September 17, 2018 – Maduro is under fire for eating a lavish meal from celebrity chef Nusret Gökçe, also known as Salt Bae, in the midst of a food crisis.
September 25, 2018 – The United States is imposing sanctions on Maduro’s wife and three other members of his entourage, in an attempt to weaken his grip on power.
September 26, 2018 – Maduro speaks at the United Nations General Assembly, calling the humanitarian crisis in his country a “fabrication.” He accuses the United States and its Latin American allies of “trying to get their hands on our country.”
October 8, 2018 – One of the suspects in this apparent assassination attempt dies in a fall from the tenth floor of a building. Intelligence officials say it was a suicide.
January 10, 2019 – Maduro is sworn in for his second term, although most democratic countries in the region refuse to recognize him as president. The Organization of American States says its member countries voted 19-6, with eight abstentions, not to recognize the legitimacy of Maduro’s government.
January 23, 2019 – Juan Guaido, who heads the National Assembly, declares himself interim president amid anti-government protests. Following Guaido’s announcement, US President Donald Trump said the United States recognized him as the legitimate president. Maduro accuses the United States of supporting a coup attempt and gives American diplomats 72 hours to leave the country.
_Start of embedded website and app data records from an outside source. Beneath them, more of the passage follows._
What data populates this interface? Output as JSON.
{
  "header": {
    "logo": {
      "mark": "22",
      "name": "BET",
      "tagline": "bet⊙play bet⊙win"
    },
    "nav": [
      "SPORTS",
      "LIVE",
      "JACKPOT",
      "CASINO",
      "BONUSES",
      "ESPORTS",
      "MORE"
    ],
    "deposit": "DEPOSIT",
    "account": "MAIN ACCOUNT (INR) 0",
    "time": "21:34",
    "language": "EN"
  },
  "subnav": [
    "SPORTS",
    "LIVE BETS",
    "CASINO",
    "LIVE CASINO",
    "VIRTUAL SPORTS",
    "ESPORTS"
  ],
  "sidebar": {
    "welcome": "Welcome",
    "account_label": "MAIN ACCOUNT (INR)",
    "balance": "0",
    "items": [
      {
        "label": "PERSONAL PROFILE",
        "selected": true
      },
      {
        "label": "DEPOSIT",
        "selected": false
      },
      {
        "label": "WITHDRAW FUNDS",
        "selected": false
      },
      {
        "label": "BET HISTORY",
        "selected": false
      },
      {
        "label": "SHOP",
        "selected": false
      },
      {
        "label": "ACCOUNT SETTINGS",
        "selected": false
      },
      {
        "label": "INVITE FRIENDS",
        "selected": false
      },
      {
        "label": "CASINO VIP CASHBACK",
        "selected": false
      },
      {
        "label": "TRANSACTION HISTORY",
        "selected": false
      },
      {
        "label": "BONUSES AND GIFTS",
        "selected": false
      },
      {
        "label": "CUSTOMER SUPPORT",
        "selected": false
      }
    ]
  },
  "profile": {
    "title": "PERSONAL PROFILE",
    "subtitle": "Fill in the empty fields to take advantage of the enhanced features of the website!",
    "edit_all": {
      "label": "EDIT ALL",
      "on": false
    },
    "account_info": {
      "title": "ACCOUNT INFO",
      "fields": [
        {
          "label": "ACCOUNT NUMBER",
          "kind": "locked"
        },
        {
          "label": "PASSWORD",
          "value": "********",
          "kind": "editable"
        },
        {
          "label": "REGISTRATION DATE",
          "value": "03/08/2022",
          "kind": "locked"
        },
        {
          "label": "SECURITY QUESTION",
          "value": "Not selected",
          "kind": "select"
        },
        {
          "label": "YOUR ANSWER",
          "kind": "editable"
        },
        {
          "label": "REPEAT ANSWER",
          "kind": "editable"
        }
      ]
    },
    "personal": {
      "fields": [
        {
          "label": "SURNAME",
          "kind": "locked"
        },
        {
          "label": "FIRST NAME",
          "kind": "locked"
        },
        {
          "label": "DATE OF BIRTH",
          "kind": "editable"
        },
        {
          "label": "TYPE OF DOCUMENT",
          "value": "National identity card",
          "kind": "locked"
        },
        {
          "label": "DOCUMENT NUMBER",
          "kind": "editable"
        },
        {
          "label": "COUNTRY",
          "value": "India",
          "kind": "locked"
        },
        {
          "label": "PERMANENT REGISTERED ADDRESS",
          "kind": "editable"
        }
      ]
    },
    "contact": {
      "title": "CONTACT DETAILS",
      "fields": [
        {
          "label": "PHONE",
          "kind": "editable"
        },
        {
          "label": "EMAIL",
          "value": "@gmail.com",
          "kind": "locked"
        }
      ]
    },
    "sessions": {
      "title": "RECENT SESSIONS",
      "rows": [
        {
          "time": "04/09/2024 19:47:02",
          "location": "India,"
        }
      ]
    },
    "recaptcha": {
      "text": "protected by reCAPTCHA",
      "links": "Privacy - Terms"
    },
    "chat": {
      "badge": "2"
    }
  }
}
April 30, 2019 – In a live televised speech, Maduro claims troops loyal to him defeated a “coup attempt” by Trump and national security adviser John Bolton. US Secretary of State Mike Pompeo told CNN that Maduro was preparing to fly out of the country, but the Russians convinced him to stay. A spokesperson for the Russian Foreign Ministry said Pompeo’s claims were false.
July 4, 2019 – The United Nations High Commissioner for Human Rights publishes a report very critical of the Maduro regime. Based on research conducted from January 2018 to May 2019, the report “highlights patterns of violations directly and indirectly affecting all human rights.” Responding a few days later, Maduro claims the report contains manipulation and inaccurate data.
March 26, 2020 – Justice Department announces narcoterrorism and other criminal charges against Maduro and top leaders of his government. Federal prosecutors in the Southern District of New York, Miami and Washington, D.C., say those responsible are leaders of the so-called Cartel de los Soles and coordinate with the Colombian rebel group FARC to traffic cocaine to the UNITED STATES.
May 4, 2020 – In a speech live on state television, Maduro reports that two American “mercenaries” have been apprehended after a coup attempt to capture and deport him. He identifies the captured Americans as Luke Denman, 34, and Airan Berry, 41. He shows what he claims are the men’s U.S. passports and driver’s licenses, as well as their identification cards from Silvercorp, a Florida-based security services company. On August 8, the men were sentenced to 20 years in prison.
July 24, 2021 – In an interview with Venezuelan public television, Maduro said he was ready to open negotiations with the Venezuelan opposition in August.
October 16, 2021 – Venezuela is suspending ongoing negotiations with the opposition following the extradition of Colombian businessman Alex Saab, an alleged Maduro financier, to the United States on money laundering charges.
September 20, 2022 – HAS new UN report documents crimes against humanity, including torture committed by Venezuelan security forces. The report says orders to commit these crimes came from Maduro and other senior officials.